The New York Time's coverage of the crisis is equally well-written and informative, however it does have the slight advantage of being a bit more wordy and unapproachable. I'm not one for simplifying news, but as I've made it aware, money is the Achilles heel of my news understanding. Reading statements like the following is enough to make me panic, sweat and have to re-read sentences like 40 times...
"The contingent shares would give taxpayers an equity stake in companies seeking help through the rescue program, potentially allowing the government not only to recoup however much of the $700 billion it spends on bad debt, but also to profit should the financial firms prosper in years ahead. The legislation would require the value of the contingent shares to equal the value of the assets purchased by the government."
Yikes. Still, despite being a tad overwhelming, The Times' coverage is as in-depth as The Post's, albeit a tad more straight-forward than the Post's which included a lot of different aspects of the story and a bit more analysis of the various plans. The Times does include a lot of quotes from those involved or with knowledge that makes the all around reading experience a bit more fluent and flowing. And despite however many Jayson Blairs you can throw at me, I still view the New York Times as a trusted source because my experience reading Vanity Fair has taught me to listen to those who think they're better than me. They're known for having a liberal bias, but I honestly didn't spot much of one here. The article was about criticism of the buy-out and it looked at it from both perspectives (assuming there are only two. We're pretty acclimated to a two-party system here). And since I don't quite get how to work this site yet, here is a link to the article that you'll have to copy and paste

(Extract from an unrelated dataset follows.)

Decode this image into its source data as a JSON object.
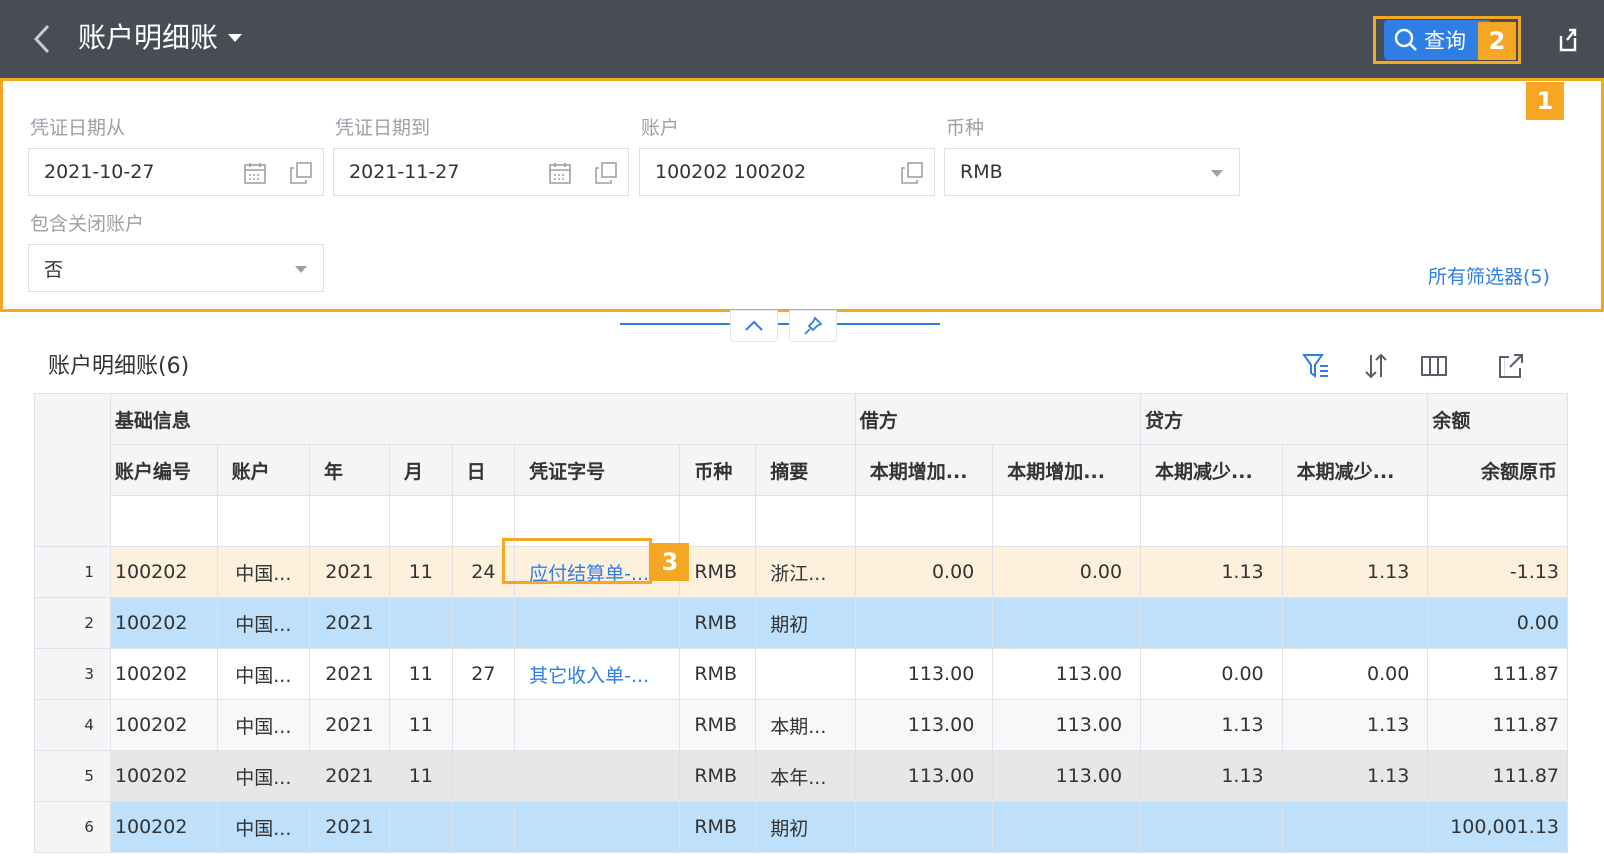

Finally, like everyone who is looking for bias in a news article, I headed on over to Fox News' website in the hopes of finding something unapologetic in it's one sided brazenness. Despite my expectations, I was still beside myself when I saw the headline for an article on the very same subject..."Dems Tack on Extras." From that headline you really don't even know what the subject is about. All we get is that those no good Democrats are adding on costs like they (ed: we) always do. Early on the article was big on sensationalism, eager to shock with comparisons to The Great Depression that are all rooted back to liberal spending. There is a surprising amount of content for a news site that loves to work with nothing but sound bites, however, most of the content is rushed and spun in a way that doesn't reflect anything the other two sources had. Congress and Pelosi are painted as incompetent and harsh language like "demanded" is used with Democratic subjects. The bias is quite clear, here more evident than usual, and unsurprising considering the reputation the network has. The amount of coverage on this site is much less than the other two as well. Election coverage (much more flashy) gets the majority of the home page space. The other two site's main stories were all on the economic crises (about two-three stories each), but Fox was too busy giving space to an anti-Obama book called "The Audacity of Deceit." My opinion, however biased IT may be, is that Fox has less on the situation because the subject is much more complicated to comprehend than most news stories and its content doesn't translate to quick news blurbs as well as the latest presidential polls do.
Read it at this site:,2933,426160,00.html

Overall, I liked The Washington Post's coverage the best because it had the most information and presented it in a way which did not dumb down the issue.